One of the first things that any Chicago Cubs enthusiast should learn: “super-utility guys” aren’t necessarily “super utility-guys.”
I’ve seen fans cringe whenever this term has been used to describe players who can play multiple positions. They misinterpret it as a way of saying that—for example—Chone Figgins is a super player. Figgins is a super-utility guy because he can play almost any position in the infield or outfield. In no way does it mean that he’s a superstar.
Speaking of Figgins, According to ESPN Chicago, Cubs manager Dale Sveum was asked about his feelings on adding Figgins to the 25-man roster before Opening Day. Sveum had the following comment:
“Figgins would be interesting just because he switch-hits, he can play the outfield, he can run, he can play the infield.

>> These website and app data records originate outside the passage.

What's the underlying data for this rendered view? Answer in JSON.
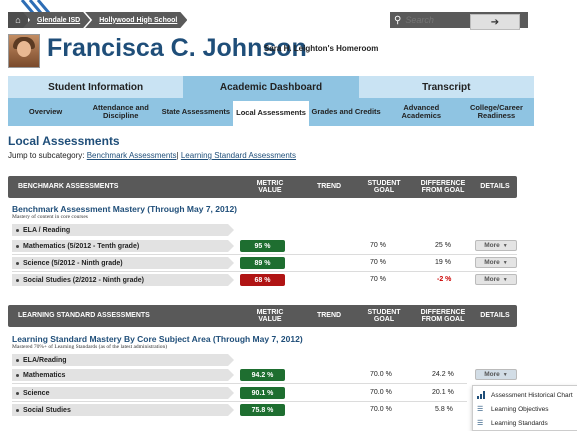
{
  "breadcrumb": {
    "district": "Glendale ISD",
    "school": "Hollywood High School"
  },
  "search": {
    "placeholder": "Search",
    "go_label": "➔"
  },
  "student": {
    "name": "Francisca C. Johnson",
    "homeroom": "Sara H. Leighton's Homeroom"
  },
  "main_tabs": [
    {
      "label": "Student Information",
      "active": false
    },
    {
      "label": "Academic Dashboard",
      "active": true
    },
    {
      "label": "Transcript",
      "active": false
    }
  ],
  "sub_tabs": [
    {
      "label": "Overview",
      "active": false
    },
    {
      "label": "Attendance and Discipline",
      "active": false
    },
    {
      "label": "State Assessments",
      "active": false
    },
    {
      "label": "Local Assessments",
      "active": true
    },
    {
      "label": "Grades and Credits",
      "active": false
    },
    {
      "label": "Advanced Academics",
      "active": false
    },
    {
      "label": "College/Career Readiness",
      "active": false
    }
  ],
  "section": {
    "title": "Local Assessments",
    "jump_prefix": "Jump to subcategory:",
    "jump_links": [
      "Benchmark Assessments",
      "Learning Standard Assessments"
    ]
  },
  "benchmark": {
    "header": [
      "BENCHMARK ASSESSMENTS",
      "METRIC VALUE",
      "TREND",
      "STUDENT GOAL",
      "DIFFERENCE FROM GOAL",
      "DETAILS"
    ],
    "group_title": "Benchmark Assessment Mastery  (Through May 7, 2012)",
    "group_subtitle": "Mastery of content in core courses",
    "category": "ELA / Reading",
    "rows": [
      {
        "label": "Mathematics  (5/2012 - Tenth grade)",
        "metric": "95 %",
        "status": "green",
        "goal": "70 %",
        "diff": "25 %",
        "more": "More"
      },
      {
        "label": "Science  (5/2012 - Ninth grade)",
        "metric": "89 %",
        "status": "green",
        "goal": "70 %",
        "diff": "19 %",
        "more": "More"
      },
      {
        "label": "Social Studies  (2/2012 - Ninth grade)",
        "metric": "68 %",
        "status": "red",
        "goal": "70 %",
        "diff": "-2 %",
        "more": "More"
      }
    ]
  },
  "learning": {
    "header": [
      "LEARNING STANDARD ASSESSMENTS",
      "METRIC VALUE",
      "TREND",
      "STUDENT GOAL",
      "DIFFERENCE FROM GOAL",
      "DETAILS"
    ],
    "group_title": "Learning Standard Mastery By Core Subject Area  (Through May 7, 2012)",
    "group_subtitle": "Mastered 70%+ of Learning Standards (as of the latest administration)",
    "category": "ELA/Reading",
    "rows": [
      {
        "label": "Mathematics",
        "metric": "94.2 %",
        "status": "green",
        "goal": "70.0 %",
        "diff": "24.2 %",
        "more": "More"
      },
      {
        "label": "Science",
        "metric": "90.1 %",
        "status": "green",
        "goal": "70.0 %",
        "diff": "20.1 %",
        "more": ""
      },
      {
        "label": "Social Studies",
        "metric": "75.8 %",
        "status": "green",
        "goal": "70.0 %",
        "diff": "5.8 %",
        "more": ""
      }
    ]
  },
  "more_menu": {
    "items": [
      {
        "label": "Assessment Historical Chart",
        "icon": "bar-chart-icon"
      },
      {
        "label": "Learning Objectives",
        "icon": "list-icon"
      },
      {
        "label": "Learning Standards",
        "icon": "list-icon"
      }
    ]
  },
  "colors": {
    "brand_blue": "#1f4e79",
    "good": "#1e6e30",
    "bad": "#b01414",
    "tab_active": "#8fc4e2",
    "tab_inactive": "#c9e3f3"
  }
}
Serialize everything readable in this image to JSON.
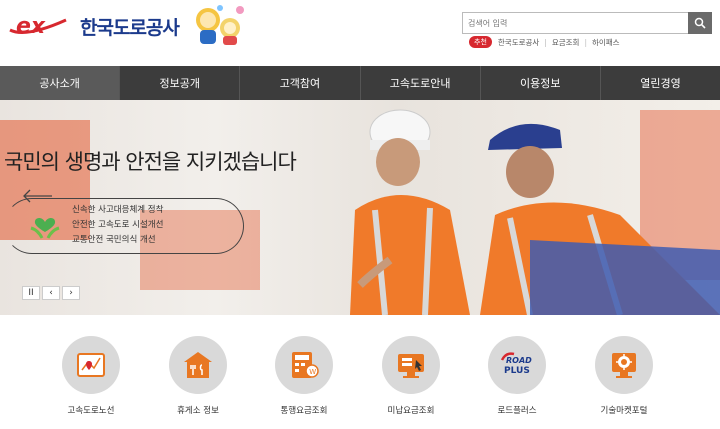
{
  "header": {
    "logo_mark": "ex",
    "logo_text": "한국도로공사",
    "search_placeholder": "검색어 입력",
    "recommend_badge": "추천",
    "quick_links": [
      "한국도로공사",
      "요금조회",
      "하이패스"
    ]
  },
  "nav": {
    "items": [
      "공사소개",
      "정보공개",
      "고객참여",
      "고속도로안내",
      "이용정보",
      "열린경영"
    ],
    "active_index": 0
  },
  "banner": {
    "title": "국민의 생명과 안전을 지키겠습니다",
    "lines": [
      "신속한 사고대응체계 정착",
      "안전한 고속도로 시설개선",
      "교통안전 국민의식 개선"
    ],
    "controls": {
      "pause": "II",
      "prev": "‹",
      "next": "›"
    }
  },
  "quick_menu": [
    {
      "label": "고속도로노선",
      "icon": "map-pin-icon"
    },
    {
      "label": "휴게소 정보",
      "icon": "rest-area-icon"
    },
    {
      "label": "통행요금조회",
      "icon": "toll-calculator-icon"
    },
    {
      "label": "미납요금조회",
      "icon": "unpaid-fee-icon"
    },
    {
      "label": "로드플러스",
      "icon": "road-plus-icon"
    },
    {
      "label": "기술마켓포털",
      "icon": "tech-market-icon"
    }
  ],
  "road_plus_text": {
    "top": "ROAD",
    "bottom": "PLUS"
  },
  "colors": {
    "brand_red": "#d7282f",
    "brand_blue": "#1b3a8c",
    "nav_bg": "#3c3c3c",
    "icon_orange": "#e87722"
  }
}
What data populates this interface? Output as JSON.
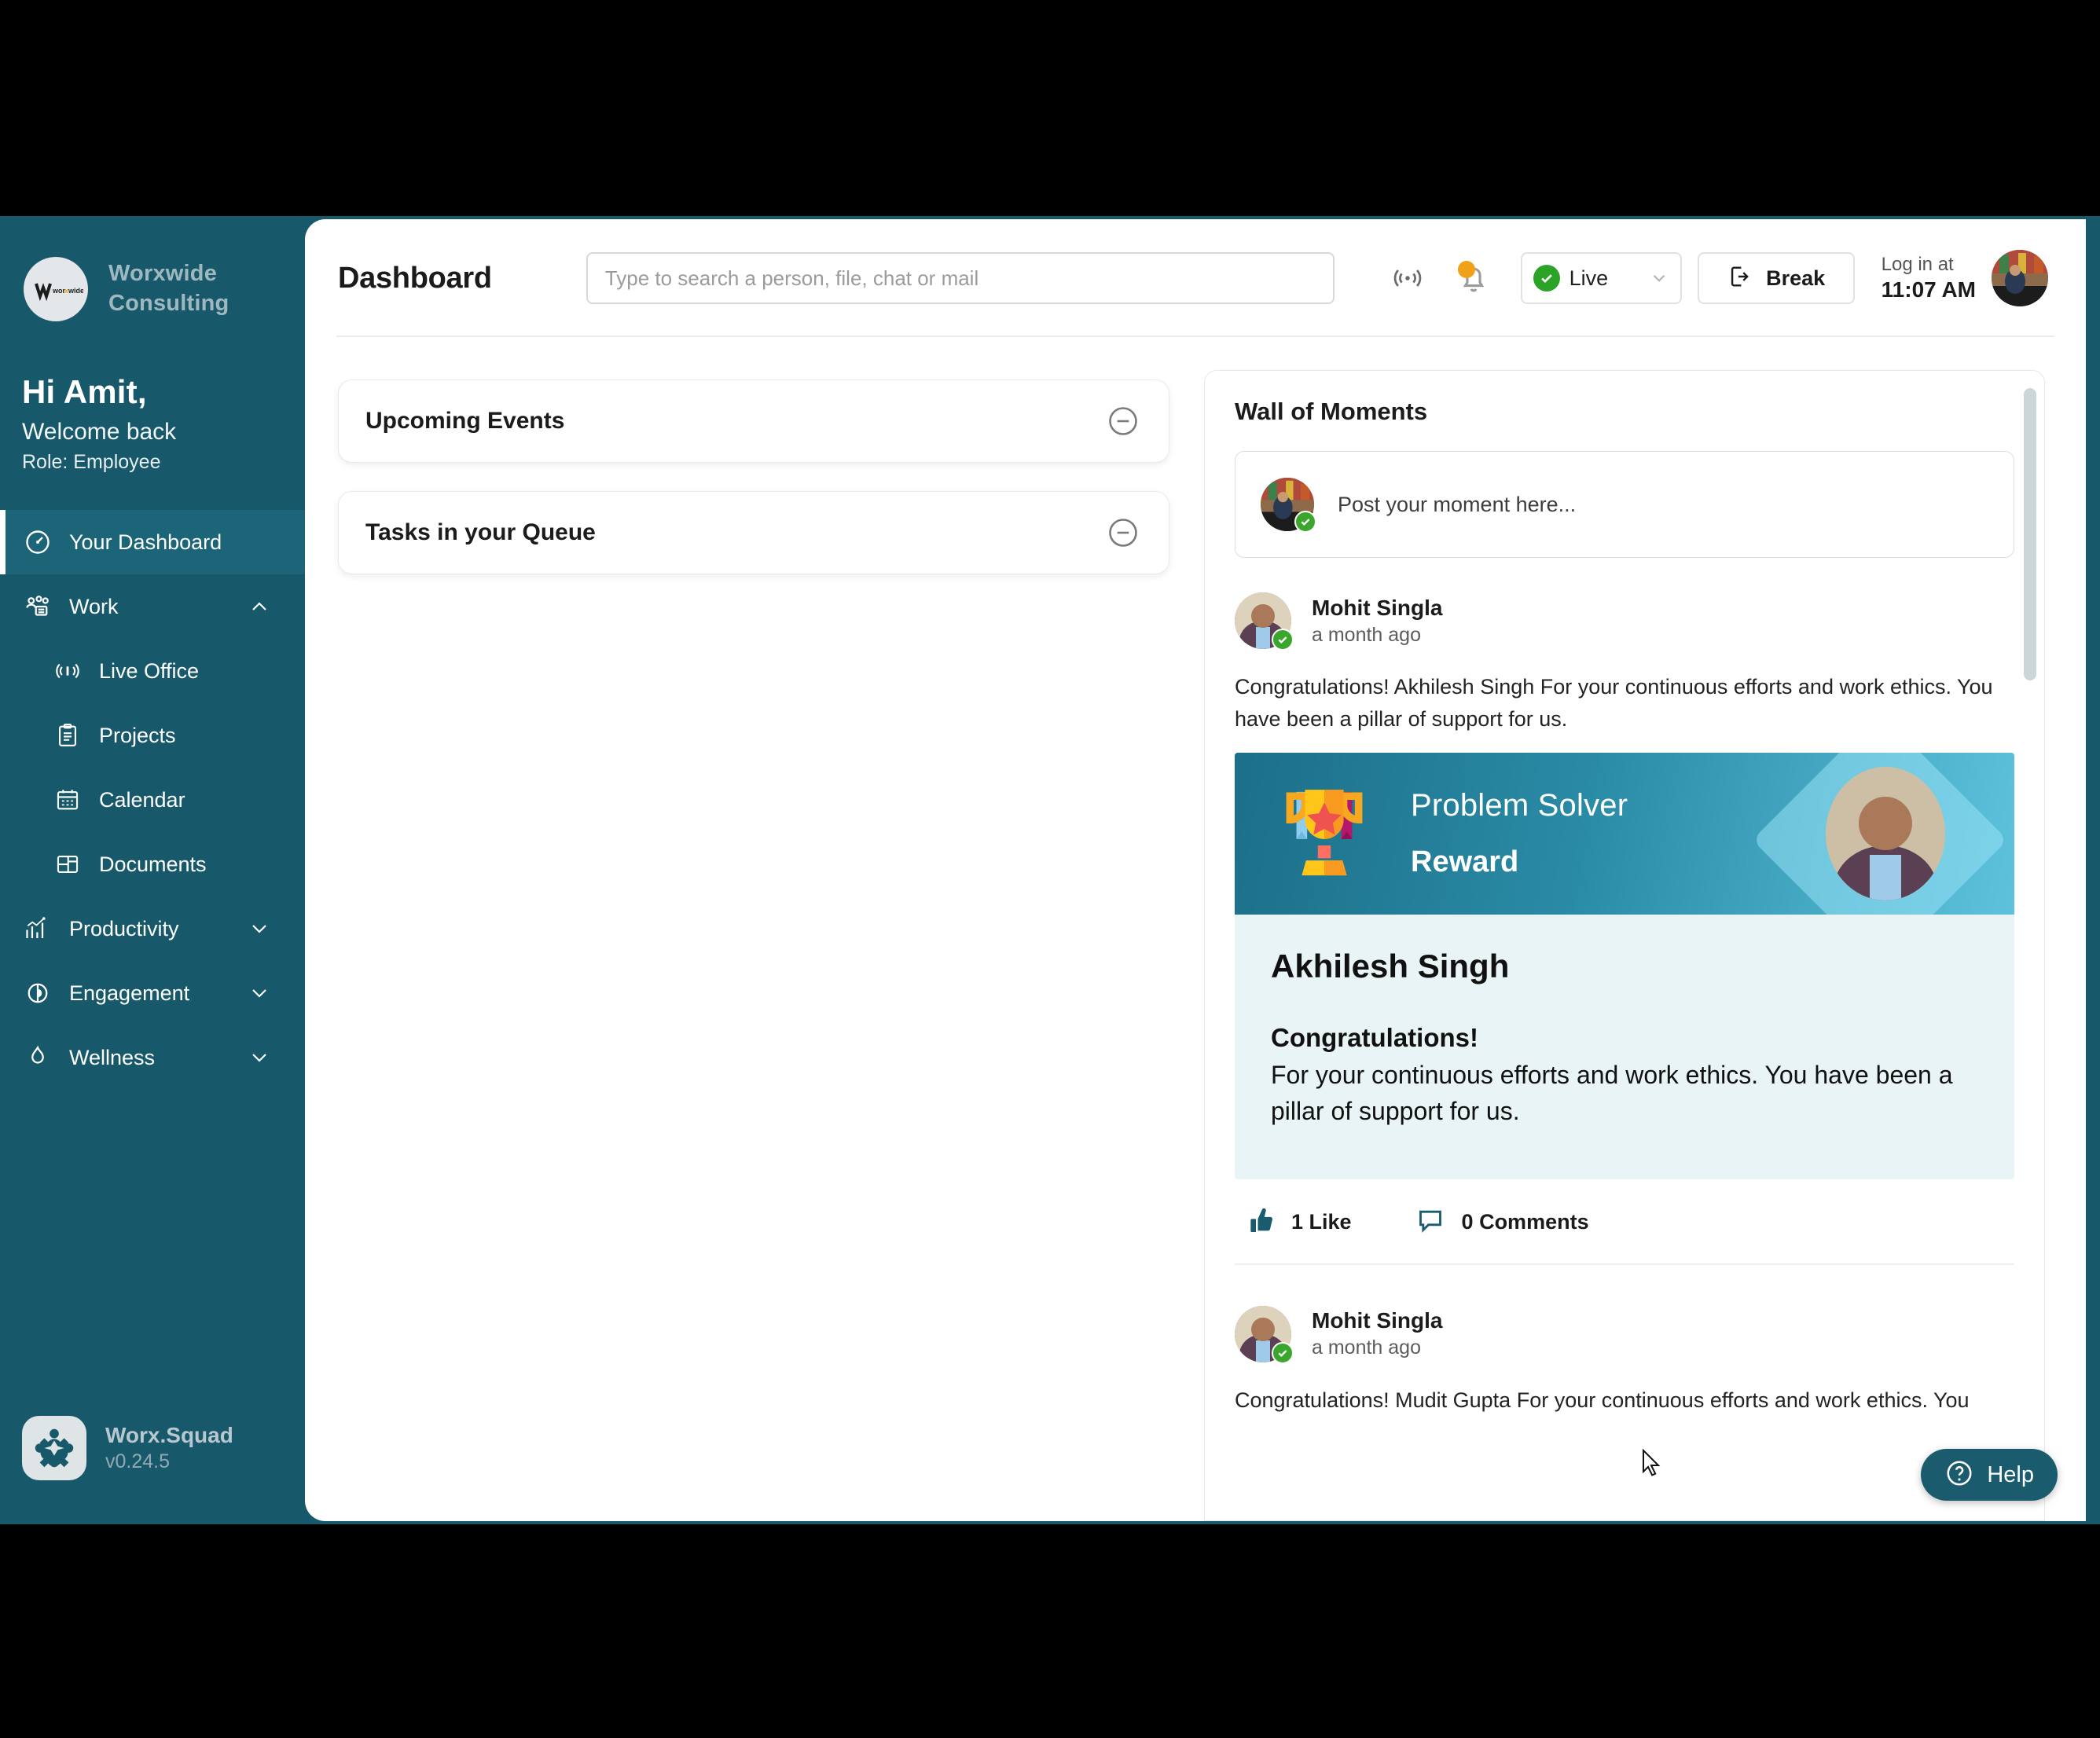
{
  "sidebar": {
    "brand_name": "Worxwide Consulting",
    "brand_logo_text": "worxwide",
    "greeting": "Hi Amit,",
    "welcome": "Welcome back",
    "role": "Role: Employee",
    "items": [
      {
        "label": "Your Dashboard",
        "icon": "gauge-icon",
        "active": true,
        "sub": false,
        "chevron": ""
      },
      {
        "label": "Work",
        "icon": "team-icon",
        "active": false,
        "sub": false,
        "chevron": "up"
      },
      {
        "label": "Live Office",
        "icon": "broadcast-icon",
        "active": false,
        "sub": true,
        "chevron": ""
      },
      {
        "label": "Projects",
        "icon": "clipboard-icon",
        "active": false,
        "sub": true,
        "chevron": ""
      },
      {
        "label": "Calendar",
        "icon": "calendar-icon",
        "active": false,
        "sub": true,
        "chevron": ""
      },
      {
        "label": "Documents",
        "icon": "layout-icon",
        "active": false,
        "sub": true,
        "chevron": ""
      },
      {
        "label": "Productivity",
        "icon": "bar-chart-icon",
        "active": false,
        "sub": false,
        "chevron": "down"
      },
      {
        "label": "Engagement",
        "icon": "pie-leaf-icon",
        "active": false,
        "sub": false,
        "chevron": "down"
      },
      {
        "label": "Wellness",
        "icon": "flame-icon",
        "active": false,
        "sub": false,
        "chevron": "down"
      }
    ],
    "app_name": "Worx.Squad",
    "app_version": "v0.24.5"
  },
  "topbar": {
    "page_title": "Dashboard",
    "search_placeholder": "Type to search a person, file, chat or mail",
    "search_value": "",
    "broadcast_icon": "broadcast-icon",
    "notification_icon": "bell-icon",
    "notification_has_badge": true,
    "status_label": "Live",
    "status_color": "#2aa327",
    "break_label": "Break",
    "login_caption": "Log in at",
    "login_time": "11:07 AM"
  },
  "left_panel": {
    "cards": [
      {
        "title": "Upcoming Events",
        "collapse_icon": "minus-circle-icon"
      },
      {
        "title": "Tasks in your Queue",
        "collapse_icon": "minus-circle-icon"
      }
    ]
  },
  "wall": {
    "title": "Wall of Moments",
    "composer_placeholder": "Post your moment here...",
    "posts": [
      {
        "author": "Mohit Singla",
        "time": "a month ago",
        "text": "Congratulations! Akhilesh Singh For your continuous efforts and work ethics. You have been a pillar of support for us.",
        "award": {
          "kind": "Problem Solver",
          "word": "Reward",
          "name": "Akhilesh Singh",
          "congrats": "Congratulations!",
          "description": "For your continuous efforts and work ethics. You have been a pillar of support for us."
        },
        "likes_label": "1 Like",
        "comments_label": "0 Comments"
      },
      {
        "author": "Mohit Singla",
        "time": "a month ago",
        "text": "Congratulations! Mudit Gupta For your continuous efforts and work ethics. You"
      }
    ]
  },
  "help": {
    "label": "Help",
    "icon": "question-circle-icon"
  }
}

He’s like a super-utility guy.”
Another super-utility guy. Just like Joe Mather. Just like Brent Lillibridge. Just like what the Cubs want Steve Clevenger to become.
It’s nice to have super-utility players who can play multiple positions. It gives a manager more options when they’re making moves toward the latter stages of each game. Super-utility players give a manager the chance to use his best pinch-hitters in critical situations. The manager wouldn’t have to worry about possibly having someone play out of position during the bottom-half of the inning.
Super-utility players have a purpose. With that said, how useful are they when they’re hitting near the Mendoza Line?
Here were the 2012 stats of the aforementioned super-utility players: Mather (.209 batting average and .256 on-base percentage), Lillibridge (.195 batting average with a .250 on-base percentage) and Figgins (.181 batting average with a .262 on-base percentage).
These aren’t MLB-caliber super-utility players; they’re emergency options who belong in Triple-A or even Double-A. When a rash of injuries torment a 25-man roster, they’d get promoted for however long they were needed. If they played well, they’d stay until their hot hands had cooled off.
Are the Cubs overvaluing positional versatility, sacrificing potential offensive production from players who play just one or two positions? Positional versatility isn’t enough of a reason to keep a player on a 25-man roster. They must have another niche, whether it’s with their bat or legs.
This is something that management must address in future offseasons.